--- Provided records ---

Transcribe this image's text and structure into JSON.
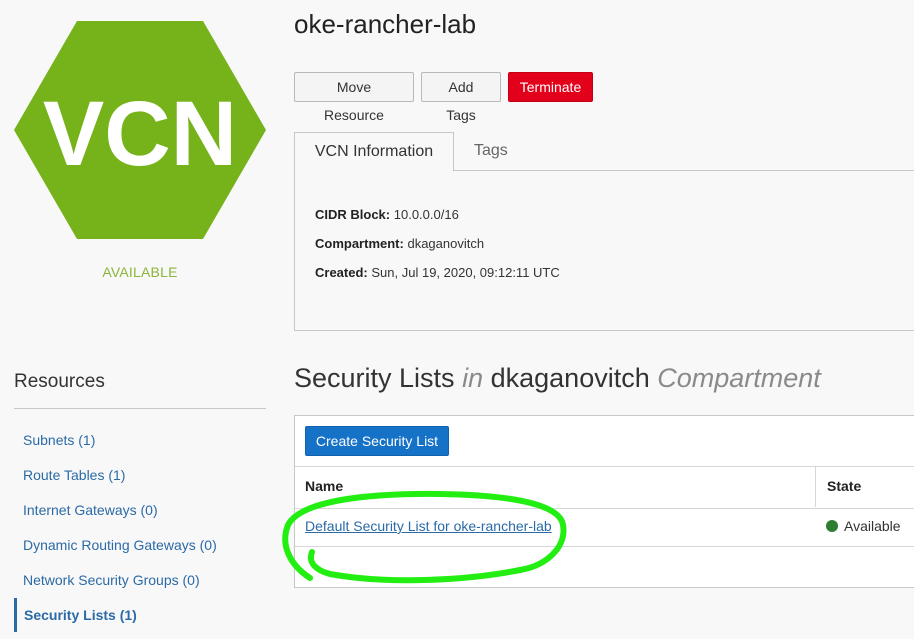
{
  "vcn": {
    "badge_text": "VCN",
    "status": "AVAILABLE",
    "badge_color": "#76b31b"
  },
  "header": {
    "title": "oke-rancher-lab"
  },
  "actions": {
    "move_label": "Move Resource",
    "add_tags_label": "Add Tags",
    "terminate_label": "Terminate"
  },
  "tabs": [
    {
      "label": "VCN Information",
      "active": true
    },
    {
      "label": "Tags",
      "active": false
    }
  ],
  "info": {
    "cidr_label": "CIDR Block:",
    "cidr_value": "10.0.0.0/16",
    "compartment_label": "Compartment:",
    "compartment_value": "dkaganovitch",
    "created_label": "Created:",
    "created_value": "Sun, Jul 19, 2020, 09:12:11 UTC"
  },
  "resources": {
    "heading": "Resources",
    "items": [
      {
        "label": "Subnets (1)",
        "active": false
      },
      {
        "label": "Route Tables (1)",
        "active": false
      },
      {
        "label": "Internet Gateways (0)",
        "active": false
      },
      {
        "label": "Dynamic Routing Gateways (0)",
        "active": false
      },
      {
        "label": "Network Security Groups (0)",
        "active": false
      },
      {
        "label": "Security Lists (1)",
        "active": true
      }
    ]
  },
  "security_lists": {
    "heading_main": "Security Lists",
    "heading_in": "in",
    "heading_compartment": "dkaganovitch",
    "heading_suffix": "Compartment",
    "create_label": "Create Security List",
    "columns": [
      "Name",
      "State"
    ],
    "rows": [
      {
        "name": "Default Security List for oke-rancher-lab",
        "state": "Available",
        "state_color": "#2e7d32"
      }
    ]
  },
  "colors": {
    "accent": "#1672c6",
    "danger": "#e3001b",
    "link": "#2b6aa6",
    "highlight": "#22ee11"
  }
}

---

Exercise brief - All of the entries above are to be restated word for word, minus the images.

Output for this task -
Transcribe this image's text and structure into JSON.
{
  "vcn": {
    "badge_text": "VCN",
    "status": "AVAILABLE",
    "badge_color": "#76b31b"
  },
  "header": {
    "title": "oke-rancher-lab"
  },
  "actions": {
    "move_label": "Move Resource",
    "add_tags_label": "Add Tags",
    "terminate_label": "Terminate"
  },
  "tabs": [
    {
      "label": "VCN Information",
      "active": true
    },
    {
      "label": "Tags",
      "active": false
    }
  ],
  "info": {
    "cidr_label": "CIDR Block:",
    "cidr_value": "10.0.0.0/16",
    "compartment_label": "Compartment:",
    "compartment_value": "dkaganovitch",
    "created_label": "Created:",
    "created_value": "Sun, Jul 19, 2020, 09:12:11 UTC"
  },
  "resources": {
    "heading": "Resources",
    "items": [
      {
        "label": "Subnets (1)",
        "active": false
      },
      {
        "label": "Route Tables (1)",
        "active": false
      },
      {
        "label": "Internet Gateways (0)",
        "active": false
      },
      {
        "label": "Dynamic Routing Gateways (0)",
        "active": false
      },
      {
        "label": "Network Security Groups (0)",
        "active": false
      },
      {
        "label": "Security Lists (1)",
        "active": true
      }
    ]
  },
  "security_lists": {
    "heading_main": "Security Lists",
    "heading_in": "in",
    "heading_compartment": "dkaganovitch",
    "heading_suffix": "Compartment",
    "create_label": "Create Security List",
    "columns": [
      "Name",
      "State"
    ],
    "rows": [
      {
        "name": "Default Security List for oke-rancher-lab",
        "state": "Available",
        "state_color": "#2e7d32"
      }
    ]
  },
  "colors": {
    "accent": "#1672c6",
    "danger": "#e3001b",
    "link": "#2b6aa6",
    "highlight": "#22ee11"
  }
}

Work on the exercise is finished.